Last night after flattening the bench I couldn’t wait any longer to get some holes drilled in the top. I have been kinda dreading this part because it is one of those permanent type things in a major component of the bench.
Earlier I had mentioned that I didn’t have a 3/4” auger bit for my brace…. well that turned out to not be true lol. The problem is that I can’t math. Turns out I have a 12/16” bit and for those of you following along that simplifies into 3/4” DOH! Why not just label it 3/4”!!!
So I laid out the holes 3 1/2” on center and started drilling….
And drill.. well you get the picture. 16 holes total. This went surprisingly quick and all the holes are “mostly straight” good enough to hold a dog in place or a holdfast.
Then I stood back to admire my handy work when I noticed a layout error.. well 2 to be exact. I had measured 3 1/2” between dog holes just fine except I started the measurements from the END of the wagon vise instead of the center of the dog on the wagon vise. That leaves a wide spot between the vise and the first dog of almost 5” . I might have to come up with a creative dog solution to bridge the gap there.. not sure at this point.
The other issue is my 3 holdfast holes none of which line up with a corresponding dog hole. This will make producing a plane stop difficult but not impossible. Oh well.. you live and learn.
Then this morning I started on the Sliding Deadman.
Rummaged through my lumber pile and pulled out a piece of 4/4 cherry that fit the bill. and cut it to fit into the space between the top and front stretcher.
Then squared it up and flattened the faces using my new holding ability! Soo much fun!
Then tried to figure out what to do about the rail. I remembered a pair of half round strips that were cut off of the boards I will be using for the shelf.
That should do nicely as long as I can figure out a way to make a matching cove on the deadman.
I stared at it for a bit and realized the cove would me roughly the shape as a half round file. Clamped it into my legvise (giggity) along with the cut off from it to act as a fence and I got the cove started with a half round rasp. Once a grove was started I cut a short piece or the rail and wrapped some 80 grit around it and shaped the cove to fit the rail in this manner. Worked out pretty good. Finished it up with successive grits of 150 and 220 and whalla a nice cove to ride upon the rail!

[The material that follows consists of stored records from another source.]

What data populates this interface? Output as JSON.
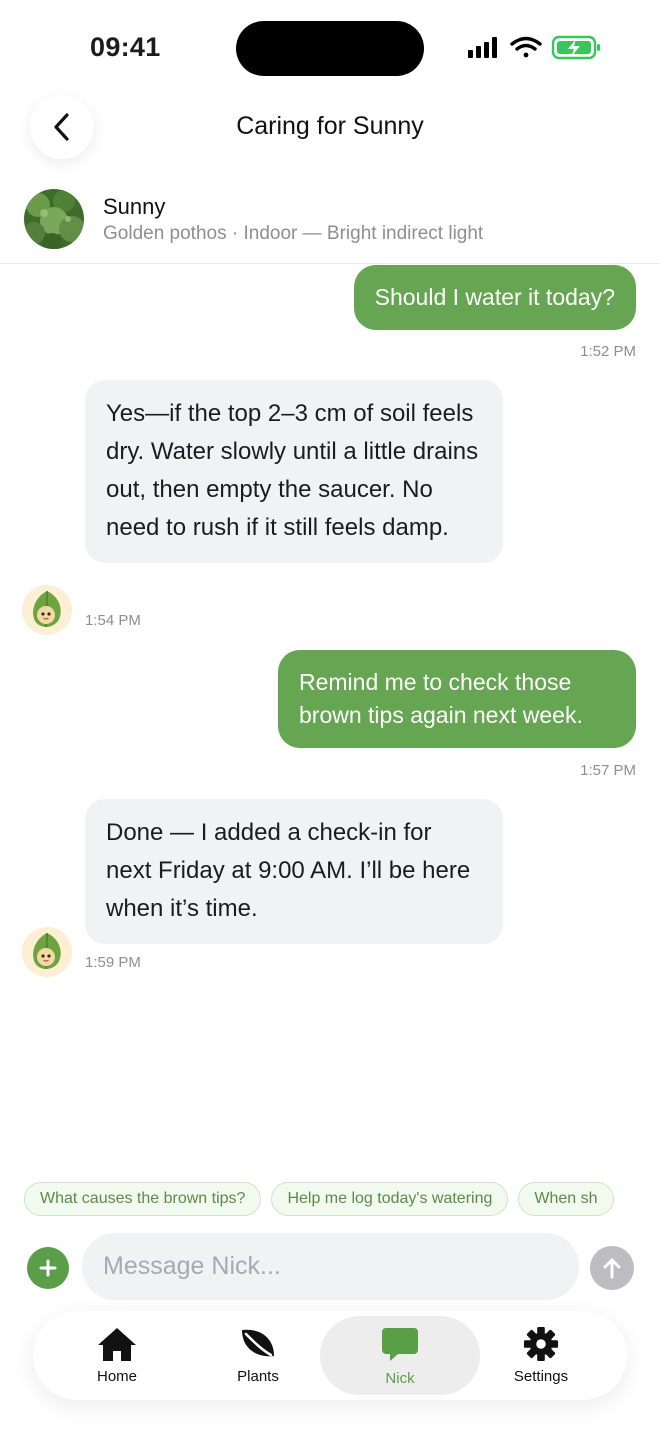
{
  "status_bar": {
    "time": "09:41"
  },
  "header": {
    "title": "Caring for Sunny"
  },
  "plant": {
    "name": "Sunny",
    "meta": "Golden pothos · Indoor — Bright indirect light"
  },
  "messages": [
    {
      "from": "user",
      "text": "Should I water it today?",
      "time": "1:52 PM"
    },
    {
      "from": "assistant",
      "text": "Yes—if the top 2–3 cm of soil feels dry. Water slowly until a little drains out, then empty the saucer. No need to rush if it still feels damp.",
      "time": "1:54 PM"
    },
    {
      "from": "user",
      "text": "Remind me to check those brown tips again next week.",
      "time": "1:57 PM"
    },
    {
      "from": "assistant",
      "text": "Done — I added a check-in for next Friday at 9:00 AM. I’ll be here when it’s time.",
      "time": "1:59 PM"
    }
  ],
  "suggestions": [
    "What causes the brown tips?",
    "Help me log today's watering",
    "When sh"
  ],
  "composer": {
    "placeholder": "Message Nick..."
  },
  "tabs": [
    {
      "label": "Home",
      "icon": "house-icon"
    },
    {
      "label": "Plants",
      "icon": "leaf-icon"
    },
    {
      "label": "Nick",
      "icon": "chat-bubble-icon",
      "active": true
    },
    {
      "label": "Settings",
      "icon": "gear-icon"
    }
  ],
  "colors": {
    "accent": "#66a552",
    "bubble_bot": "#f1f2f4",
    "chip_text": "#5c8b4a"
  }
}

Then I fit a tenon to the top in line with the groove ont he bottom of the top. Attached it with glue and finish nails from the backside and to my very pleasant surprise it actually slides very effortlessly and aligns nicely with the top!
Then I prepped the stretcher for glueup of the rail and cut out a door for the deadman to be installed or removed from.
As for the hole layout on the deadman it’s self I was flying blind on this. I decided to use the 2 holdfast holes in the leg as a starting point. I wanted at least one hole to line of with one of those so measuring it out gave me a starting point. The holes are spaced 2” apart with 2 rows of 1” holes for my Stanley #203 and a corresponding set of 3/4” holes for other bench accessories.
I had to drill offset recesses for the #203 to mount into.
Hit the sides of it with my round over plane and swiped my #3 across the front a couple times to smooth it out and remove the layout lines and BOOM a sliding deadman!
Which equals a complete usable workbench :D !!!!
Thank you for following along. There will probably be one more entry as I get the shelf installed and some finish on it but I’m going to go build some stuff on this now and worry about that later :D
-- Eric - "I'm getting proficient with these hand jobbers. - BigRedKnothead"